Firsts can be scary. The first time you walk (don’t remember that). The first time you drive (went to La Señorita for my birthday dinner, and I was probably more excited than scared). The first time you go oversees for five months to live in England (one word: EPIC). And the first time* you shoot an interview that you know will go on-air so it’s a one-shot kind of deal (that’s a bit nerve-wracking).
Now, the moment of truth is not when you push the record button nor when you stop it. It’s not even when you get up and shake your interviewee’s hand while he tells you about living in Alaska for a summer (Ray Severy, Meridian Township Director of Public Works and Engineering, has been everywhere I found out). No, it’s that moment when you import your footage into Final Cut Pro X, nearly letting out an audible sigh of relief when it not only works, but looks good.
Sure, b-roll is easy. I go out, shoot a few signs and streets and cars, maybe even a biker or two. I can get a bunch of footage and then mix it all up, making it looking brilliant (hopefully). But an interview is another story.
I have learned I need to get it right. I have to be careful and critique my own work, but I also have to be conscientious of my interviewee’s schedule. I have to set up the camera, lighting, mic, and make sure everything not only works, but gives off a vibe of “Yeah, I know what I’m doing,” and “Yes, this does look that good.” It’s a delicate balance most assuredly, but I know I’ll get the hang of it.
Ray’s interview went quite well. I learned a lot, got a great SOT (basically, an interview clip) out of it, and the video doesn’t look too shabby. However, there’s always room for improvement, as well as a nice metaphor: I’m like Alaska as it is transitioning from winter to summer. Over time, it is illuminated more and more each day as summer approaches, shedding light on everything that had remained hidden before.

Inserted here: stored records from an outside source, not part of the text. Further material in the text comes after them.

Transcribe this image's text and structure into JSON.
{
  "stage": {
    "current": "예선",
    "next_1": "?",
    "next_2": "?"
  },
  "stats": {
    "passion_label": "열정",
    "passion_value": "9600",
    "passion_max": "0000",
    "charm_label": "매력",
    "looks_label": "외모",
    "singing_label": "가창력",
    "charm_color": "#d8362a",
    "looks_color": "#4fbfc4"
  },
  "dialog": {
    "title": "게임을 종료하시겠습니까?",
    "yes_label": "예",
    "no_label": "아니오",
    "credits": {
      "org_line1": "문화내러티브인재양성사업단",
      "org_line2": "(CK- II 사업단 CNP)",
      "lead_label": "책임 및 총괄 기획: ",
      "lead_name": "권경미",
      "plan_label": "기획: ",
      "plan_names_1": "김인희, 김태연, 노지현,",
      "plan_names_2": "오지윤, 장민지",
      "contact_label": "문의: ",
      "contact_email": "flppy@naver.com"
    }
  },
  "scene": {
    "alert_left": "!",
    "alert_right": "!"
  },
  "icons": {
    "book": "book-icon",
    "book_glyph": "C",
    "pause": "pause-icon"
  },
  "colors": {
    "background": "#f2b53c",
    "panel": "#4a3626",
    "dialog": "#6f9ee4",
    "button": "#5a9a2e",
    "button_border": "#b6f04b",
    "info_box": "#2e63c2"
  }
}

As the days go by at HOMTV, my skills and talents are slowly being brought into the light, becoming more and more defined as who I am is illuminated by the coming summer sun. One day, I know I’ll be that person who not only produces amazing stories and films, but when I walk in the room, people will see me in a clear light and say, “Look. She’s someone who knows what their doing.”
*Confession: the interview for my story about the Okemos streetlights with Ray was not the first for HOMTV; however, 1) it was still a bit terrifying and 2) if we acknowledge that truth, I wouldn’t have something to blog about. So, please ignore this side note completely.